(Saved entries)
....................
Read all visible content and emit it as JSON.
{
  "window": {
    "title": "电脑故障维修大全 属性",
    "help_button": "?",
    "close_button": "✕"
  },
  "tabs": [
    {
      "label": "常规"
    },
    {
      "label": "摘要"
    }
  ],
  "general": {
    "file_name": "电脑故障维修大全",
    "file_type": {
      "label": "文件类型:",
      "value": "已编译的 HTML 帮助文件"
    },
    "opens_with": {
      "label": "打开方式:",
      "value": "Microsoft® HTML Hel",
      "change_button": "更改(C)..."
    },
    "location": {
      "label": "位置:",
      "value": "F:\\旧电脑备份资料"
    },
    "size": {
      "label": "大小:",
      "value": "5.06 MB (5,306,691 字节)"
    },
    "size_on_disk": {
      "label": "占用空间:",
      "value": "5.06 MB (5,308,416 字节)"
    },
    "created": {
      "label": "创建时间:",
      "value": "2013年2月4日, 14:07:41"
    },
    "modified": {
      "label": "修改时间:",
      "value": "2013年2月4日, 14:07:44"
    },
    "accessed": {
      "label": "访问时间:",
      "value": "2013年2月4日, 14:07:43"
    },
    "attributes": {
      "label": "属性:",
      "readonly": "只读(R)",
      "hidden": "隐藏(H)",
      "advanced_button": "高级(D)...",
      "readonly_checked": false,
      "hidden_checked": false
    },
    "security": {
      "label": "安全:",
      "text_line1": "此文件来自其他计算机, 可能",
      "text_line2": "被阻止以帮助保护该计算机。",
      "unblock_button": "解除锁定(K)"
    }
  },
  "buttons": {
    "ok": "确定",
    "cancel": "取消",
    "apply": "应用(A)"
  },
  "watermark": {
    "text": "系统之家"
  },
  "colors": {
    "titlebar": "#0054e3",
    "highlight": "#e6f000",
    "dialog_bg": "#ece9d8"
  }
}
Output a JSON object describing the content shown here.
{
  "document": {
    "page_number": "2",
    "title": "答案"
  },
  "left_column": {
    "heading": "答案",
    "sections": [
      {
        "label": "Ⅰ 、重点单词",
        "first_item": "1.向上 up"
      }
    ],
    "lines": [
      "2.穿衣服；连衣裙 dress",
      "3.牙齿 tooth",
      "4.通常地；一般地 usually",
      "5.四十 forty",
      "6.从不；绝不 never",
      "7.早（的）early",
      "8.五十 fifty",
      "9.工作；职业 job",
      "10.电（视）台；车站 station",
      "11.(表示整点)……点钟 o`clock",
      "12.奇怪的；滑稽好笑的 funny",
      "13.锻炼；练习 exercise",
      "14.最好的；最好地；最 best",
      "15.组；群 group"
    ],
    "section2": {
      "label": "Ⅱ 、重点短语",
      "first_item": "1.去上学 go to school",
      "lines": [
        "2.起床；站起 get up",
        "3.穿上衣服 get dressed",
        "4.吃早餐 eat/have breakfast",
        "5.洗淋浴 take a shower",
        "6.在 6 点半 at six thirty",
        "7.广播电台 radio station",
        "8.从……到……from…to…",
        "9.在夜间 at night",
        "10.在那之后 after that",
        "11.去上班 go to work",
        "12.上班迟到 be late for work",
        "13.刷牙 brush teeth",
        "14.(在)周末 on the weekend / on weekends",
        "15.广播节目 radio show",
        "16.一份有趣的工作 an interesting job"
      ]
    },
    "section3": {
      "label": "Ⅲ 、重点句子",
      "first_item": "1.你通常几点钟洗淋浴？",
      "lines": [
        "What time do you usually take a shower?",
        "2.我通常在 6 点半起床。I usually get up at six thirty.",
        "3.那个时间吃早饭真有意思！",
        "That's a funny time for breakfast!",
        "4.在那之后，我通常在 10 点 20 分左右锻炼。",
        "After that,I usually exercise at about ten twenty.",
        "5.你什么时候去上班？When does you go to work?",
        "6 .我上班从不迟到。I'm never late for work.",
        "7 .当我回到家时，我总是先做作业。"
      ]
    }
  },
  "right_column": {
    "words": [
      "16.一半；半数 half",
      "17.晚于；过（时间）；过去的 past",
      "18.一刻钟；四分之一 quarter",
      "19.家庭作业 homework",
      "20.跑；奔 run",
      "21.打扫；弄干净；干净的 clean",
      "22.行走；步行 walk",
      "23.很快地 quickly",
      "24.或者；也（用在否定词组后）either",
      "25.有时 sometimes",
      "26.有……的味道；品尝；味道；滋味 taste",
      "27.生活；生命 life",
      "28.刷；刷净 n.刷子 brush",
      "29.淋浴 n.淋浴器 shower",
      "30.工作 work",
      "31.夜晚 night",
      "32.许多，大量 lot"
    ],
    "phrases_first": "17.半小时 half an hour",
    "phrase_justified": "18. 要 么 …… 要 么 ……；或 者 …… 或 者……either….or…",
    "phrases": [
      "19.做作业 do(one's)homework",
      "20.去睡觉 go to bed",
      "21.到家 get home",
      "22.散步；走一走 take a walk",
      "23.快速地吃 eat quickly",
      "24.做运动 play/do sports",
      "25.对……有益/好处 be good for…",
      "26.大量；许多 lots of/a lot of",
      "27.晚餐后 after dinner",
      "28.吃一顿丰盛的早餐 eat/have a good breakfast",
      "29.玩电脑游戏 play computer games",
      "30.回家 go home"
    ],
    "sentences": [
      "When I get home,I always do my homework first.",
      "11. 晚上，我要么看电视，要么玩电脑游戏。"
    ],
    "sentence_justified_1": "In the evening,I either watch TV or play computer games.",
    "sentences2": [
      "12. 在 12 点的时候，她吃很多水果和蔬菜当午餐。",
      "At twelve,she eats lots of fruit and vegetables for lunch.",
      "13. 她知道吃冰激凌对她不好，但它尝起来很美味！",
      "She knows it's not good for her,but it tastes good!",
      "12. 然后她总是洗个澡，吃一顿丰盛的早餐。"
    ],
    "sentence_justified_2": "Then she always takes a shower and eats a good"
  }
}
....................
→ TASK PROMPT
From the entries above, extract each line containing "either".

→ EXERCISE RESULT
      "24.或者；也（用在否定词组后）either",
    "phrase_justified": "18. 要 么 …… 要 么 ……；或 者 …… 或 者……either….or…",
    "sentence_justified_1": "In the evening,I either watch TV or play computer games.",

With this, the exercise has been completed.